- _EXERCISE DETAILS_
Please write out, exactly as given, the line that contains "What data populates" and all lines that follow it through the end of the listing, and nothing else.

- _SUPPLIED ENTRIES_
/---
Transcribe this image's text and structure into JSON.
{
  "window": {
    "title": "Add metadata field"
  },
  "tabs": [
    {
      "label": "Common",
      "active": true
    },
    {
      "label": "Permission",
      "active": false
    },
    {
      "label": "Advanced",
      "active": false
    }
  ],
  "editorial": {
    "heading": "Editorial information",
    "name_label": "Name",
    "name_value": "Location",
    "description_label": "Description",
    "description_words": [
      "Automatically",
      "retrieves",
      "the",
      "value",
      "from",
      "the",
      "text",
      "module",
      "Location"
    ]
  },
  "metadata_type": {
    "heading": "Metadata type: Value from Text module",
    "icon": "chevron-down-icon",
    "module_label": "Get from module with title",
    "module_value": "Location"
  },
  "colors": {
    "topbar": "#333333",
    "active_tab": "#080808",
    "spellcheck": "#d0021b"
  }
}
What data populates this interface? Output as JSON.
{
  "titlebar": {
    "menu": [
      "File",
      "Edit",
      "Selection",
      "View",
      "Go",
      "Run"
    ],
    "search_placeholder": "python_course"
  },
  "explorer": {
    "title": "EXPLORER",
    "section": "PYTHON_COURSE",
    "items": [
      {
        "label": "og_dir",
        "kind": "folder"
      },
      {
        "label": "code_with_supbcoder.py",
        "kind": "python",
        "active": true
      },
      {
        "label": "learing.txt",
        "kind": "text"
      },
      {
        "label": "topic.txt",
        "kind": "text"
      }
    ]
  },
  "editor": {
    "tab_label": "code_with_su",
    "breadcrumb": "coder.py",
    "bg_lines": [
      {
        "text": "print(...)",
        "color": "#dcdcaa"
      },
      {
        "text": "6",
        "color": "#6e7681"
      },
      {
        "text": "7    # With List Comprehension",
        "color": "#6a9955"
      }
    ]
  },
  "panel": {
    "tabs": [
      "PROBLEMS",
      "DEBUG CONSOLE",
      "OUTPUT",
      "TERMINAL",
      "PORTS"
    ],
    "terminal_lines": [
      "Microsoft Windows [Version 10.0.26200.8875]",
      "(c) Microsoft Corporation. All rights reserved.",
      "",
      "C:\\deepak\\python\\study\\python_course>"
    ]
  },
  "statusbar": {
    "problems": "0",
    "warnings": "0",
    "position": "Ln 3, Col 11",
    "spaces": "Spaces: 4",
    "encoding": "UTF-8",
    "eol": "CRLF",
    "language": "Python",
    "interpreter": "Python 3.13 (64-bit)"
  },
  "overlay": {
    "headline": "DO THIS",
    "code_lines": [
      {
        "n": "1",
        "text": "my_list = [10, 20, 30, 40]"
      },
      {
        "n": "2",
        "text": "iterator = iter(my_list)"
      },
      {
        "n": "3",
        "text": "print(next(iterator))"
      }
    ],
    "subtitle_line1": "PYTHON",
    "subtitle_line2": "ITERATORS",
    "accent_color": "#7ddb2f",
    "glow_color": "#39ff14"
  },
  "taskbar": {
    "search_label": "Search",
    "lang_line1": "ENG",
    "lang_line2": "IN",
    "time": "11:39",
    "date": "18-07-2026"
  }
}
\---
- _WRITTEN RESPONSE_
What data populates this interface? Output as JSON.
{
  "titlebar": {
    "menu": [
      "File",
      "Edit",
      "Selection",
      "View",
      "Go",
      "Run"
    ],
    "search_placeholder": "python_course"
  },
  "explorer": {
    "title": "EXPLORER",
    "section": "PYTHON_COURSE",
    "items": [
      {
        "label": "og_dir",
        "kind": "folder"
      },
      {
        "label": "code_with_supbcoder.py",
        "kind": "python",
        "active": true
      },
      {
        "label": "learing.txt",
        "kind": "text"
      },
      {
        "label": "topic.txt",
        "kind": "text"
      }
    ]
  },
  "editor": {
    "tab_label": "code_with_su",
    "breadcrumb": "coder.py",
    "bg_lines": [
      {
        "text": "print(...)",
        "color": "#dcdcaa"
      },
      {
        "text": "6",
        "color": "#6e7681"
      },
      {
        "text": "7    # With List Comprehension",
        "color": "#6a9955"
      }
    ]
  },
  "panel": {
    "tabs": [
      "PROBLEMS",
      "DEBUG CONSOLE",
      "OUTPUT",
      "TERMINAL",
      "PORTS"
    ],
    "terminal_lines": [
      "Microsoft Windows [Version 10.0.26200.8875]",
      "(c) Microsoft Corporation. All rights reserved.",
      "",
      "C:\\deepak\\python\\study\\python_course>"
    ]
  },
  "statusbar": {
    "problems": "0",
    "warnings": "0",
    "position": "Ln 3, Col 11",
    "spaces": "Spaces: 4",
    "encoding": "UTF-8",
    "eol": "CRLF",
    "language": "Python",
    "interpreter": "Python 3.13 (64-bit)"
  },
  "overlay": {
    "headline": "DO THIS",
    "code_lines": [
      {
        "n": "1",
        "text": "my_list = [10, 20, 30, 40]"
      },
      {
        "n": "2",
        "text": "iterator = iter(my_list)"
      },
      {
        "n": "3",
        "text": "print(next(iterator))"
      }
    ],
    "subtitle_line1": "PYTHON",
    "subtitle_line2": "ITERATORS",
    "accent_color": "#7ddb2f",
    "glow_color": "#39ff14"
  },
  "taskbar": {
    "search_label": "Search",
    "lang_line1": "ENG",
    "lang_line2": "IN",
    "time": "11:39",
    "date": "18-07-2026"
  }
}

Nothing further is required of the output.